In a society in which ideological and informational divides continue to define broader ruptures in our culture and politics, the pandemic has now created a situation in which differences in opinion and perspective lead people to experience very different, tangible worlds. We’ve always chosen to participate in different activities, associate with different groups, and join different organizations, but this goes beyond the fact that. This goes to the movie theater, that most common and quintessential of shared American social experiences. You may live in a world where movie theaters still exist. I do not. I find that strange and fascinating.
Anyway, I don’t want to get bogged down in which perspective is right and which is wrong, what our responsibilities are towards limiting the impact of the pandemic, the science, the news, the political messaging, and all of that. It’s Friday, after all. Can we ever just take a break from all the damn noise?
No, what I am curious about is who out there is actually going to movies. I miss the movies. I almost envy those whose risk-tolerance is calibrated in such a way that they are allowing themselves to go to the movies. Our tolerance for movies during the pandemic strikes me as a different sort of gauge than our comfort level with returning to the office or sending our kids back to school. We don’t need the movies like we need a job or education. It’s a different sort of risk-reward equation.
But then, don’t we all, at least on some level, need the movies? Especially at a moment so chaotic and upsetting as our own, wouldn’t it be nice to go into a cool room, watch the lights go down, and let ourselves enter a different world if only for a few hours?

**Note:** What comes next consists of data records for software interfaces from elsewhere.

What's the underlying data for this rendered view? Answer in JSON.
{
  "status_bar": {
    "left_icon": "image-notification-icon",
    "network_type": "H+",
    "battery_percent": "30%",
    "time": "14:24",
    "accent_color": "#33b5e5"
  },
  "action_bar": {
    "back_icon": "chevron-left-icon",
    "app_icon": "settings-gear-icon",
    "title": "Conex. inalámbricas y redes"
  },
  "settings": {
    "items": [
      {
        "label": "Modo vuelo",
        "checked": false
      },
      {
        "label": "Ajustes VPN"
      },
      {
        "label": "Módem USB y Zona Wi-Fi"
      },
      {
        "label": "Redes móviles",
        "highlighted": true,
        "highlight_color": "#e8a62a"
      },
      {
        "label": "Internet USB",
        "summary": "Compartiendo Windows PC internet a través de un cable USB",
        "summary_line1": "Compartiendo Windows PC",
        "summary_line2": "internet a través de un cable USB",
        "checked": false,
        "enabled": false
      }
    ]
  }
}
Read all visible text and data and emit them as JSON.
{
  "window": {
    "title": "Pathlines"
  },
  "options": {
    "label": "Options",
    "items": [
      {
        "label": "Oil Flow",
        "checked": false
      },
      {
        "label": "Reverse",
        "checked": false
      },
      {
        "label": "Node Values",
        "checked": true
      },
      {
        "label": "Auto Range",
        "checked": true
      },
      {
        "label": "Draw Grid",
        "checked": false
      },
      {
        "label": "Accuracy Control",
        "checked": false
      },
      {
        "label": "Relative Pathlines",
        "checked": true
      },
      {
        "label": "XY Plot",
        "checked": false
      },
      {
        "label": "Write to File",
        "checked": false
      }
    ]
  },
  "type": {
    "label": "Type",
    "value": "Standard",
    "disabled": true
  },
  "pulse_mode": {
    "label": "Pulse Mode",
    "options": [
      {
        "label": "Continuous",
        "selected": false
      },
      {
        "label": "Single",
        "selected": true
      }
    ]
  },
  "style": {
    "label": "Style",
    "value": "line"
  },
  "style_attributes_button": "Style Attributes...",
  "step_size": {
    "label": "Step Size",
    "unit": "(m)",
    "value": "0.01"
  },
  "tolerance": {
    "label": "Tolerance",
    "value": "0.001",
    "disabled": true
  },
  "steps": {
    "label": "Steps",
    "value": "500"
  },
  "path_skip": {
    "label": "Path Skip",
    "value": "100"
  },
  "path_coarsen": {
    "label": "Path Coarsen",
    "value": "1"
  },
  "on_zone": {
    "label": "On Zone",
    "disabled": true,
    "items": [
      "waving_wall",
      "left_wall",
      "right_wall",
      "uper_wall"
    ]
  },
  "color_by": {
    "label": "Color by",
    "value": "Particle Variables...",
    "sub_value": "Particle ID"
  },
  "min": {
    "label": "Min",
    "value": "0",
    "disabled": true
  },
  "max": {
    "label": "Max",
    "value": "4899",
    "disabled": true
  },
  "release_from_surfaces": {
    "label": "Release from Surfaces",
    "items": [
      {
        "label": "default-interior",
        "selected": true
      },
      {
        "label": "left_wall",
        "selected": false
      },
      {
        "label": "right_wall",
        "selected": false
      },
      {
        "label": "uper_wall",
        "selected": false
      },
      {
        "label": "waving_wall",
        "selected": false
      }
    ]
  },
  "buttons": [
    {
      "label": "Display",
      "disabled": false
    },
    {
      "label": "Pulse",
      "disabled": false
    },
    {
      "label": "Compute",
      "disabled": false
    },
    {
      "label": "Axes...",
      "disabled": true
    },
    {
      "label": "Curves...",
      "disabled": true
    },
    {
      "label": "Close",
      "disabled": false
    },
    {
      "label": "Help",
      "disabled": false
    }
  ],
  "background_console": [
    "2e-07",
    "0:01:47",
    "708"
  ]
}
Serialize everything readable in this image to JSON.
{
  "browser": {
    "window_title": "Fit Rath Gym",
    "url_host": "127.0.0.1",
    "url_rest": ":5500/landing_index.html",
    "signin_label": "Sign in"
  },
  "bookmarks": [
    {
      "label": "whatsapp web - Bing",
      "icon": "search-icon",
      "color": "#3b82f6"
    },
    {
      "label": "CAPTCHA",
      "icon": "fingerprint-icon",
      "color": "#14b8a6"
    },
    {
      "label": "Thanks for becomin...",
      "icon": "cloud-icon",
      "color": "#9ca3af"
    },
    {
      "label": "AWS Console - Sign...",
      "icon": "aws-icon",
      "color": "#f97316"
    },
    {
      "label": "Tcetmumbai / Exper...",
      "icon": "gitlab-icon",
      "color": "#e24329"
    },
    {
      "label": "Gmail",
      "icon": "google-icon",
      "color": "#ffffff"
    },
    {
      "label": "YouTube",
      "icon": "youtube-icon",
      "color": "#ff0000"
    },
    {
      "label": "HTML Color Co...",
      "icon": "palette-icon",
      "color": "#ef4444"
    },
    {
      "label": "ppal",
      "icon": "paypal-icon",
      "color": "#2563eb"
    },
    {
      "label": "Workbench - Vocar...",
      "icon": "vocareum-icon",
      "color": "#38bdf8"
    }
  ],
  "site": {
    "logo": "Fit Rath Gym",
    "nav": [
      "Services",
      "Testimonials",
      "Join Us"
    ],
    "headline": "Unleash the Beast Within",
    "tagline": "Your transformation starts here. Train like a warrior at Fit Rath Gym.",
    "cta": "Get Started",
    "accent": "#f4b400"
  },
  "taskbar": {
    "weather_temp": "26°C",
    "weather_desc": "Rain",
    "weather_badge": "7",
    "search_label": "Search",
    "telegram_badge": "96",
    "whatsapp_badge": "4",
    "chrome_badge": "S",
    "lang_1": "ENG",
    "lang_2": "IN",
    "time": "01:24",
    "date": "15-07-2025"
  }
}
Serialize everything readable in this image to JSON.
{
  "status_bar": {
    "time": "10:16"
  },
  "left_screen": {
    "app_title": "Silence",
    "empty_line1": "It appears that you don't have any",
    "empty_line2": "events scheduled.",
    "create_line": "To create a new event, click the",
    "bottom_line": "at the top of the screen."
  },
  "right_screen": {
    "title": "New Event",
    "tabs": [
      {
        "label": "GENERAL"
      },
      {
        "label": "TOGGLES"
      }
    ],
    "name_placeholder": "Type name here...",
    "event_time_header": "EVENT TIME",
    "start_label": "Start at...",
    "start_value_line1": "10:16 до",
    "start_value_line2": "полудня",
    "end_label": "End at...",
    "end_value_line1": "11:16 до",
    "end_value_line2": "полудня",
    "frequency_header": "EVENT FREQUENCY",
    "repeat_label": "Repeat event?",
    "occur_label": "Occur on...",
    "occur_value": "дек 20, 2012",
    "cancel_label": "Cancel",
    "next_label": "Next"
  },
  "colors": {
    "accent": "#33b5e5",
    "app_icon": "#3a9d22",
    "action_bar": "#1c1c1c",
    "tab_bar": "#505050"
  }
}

I’d really like that right now, but I’m waiting. Are you? Who among you would feel comfortable catching a flick this weekend? Let us know.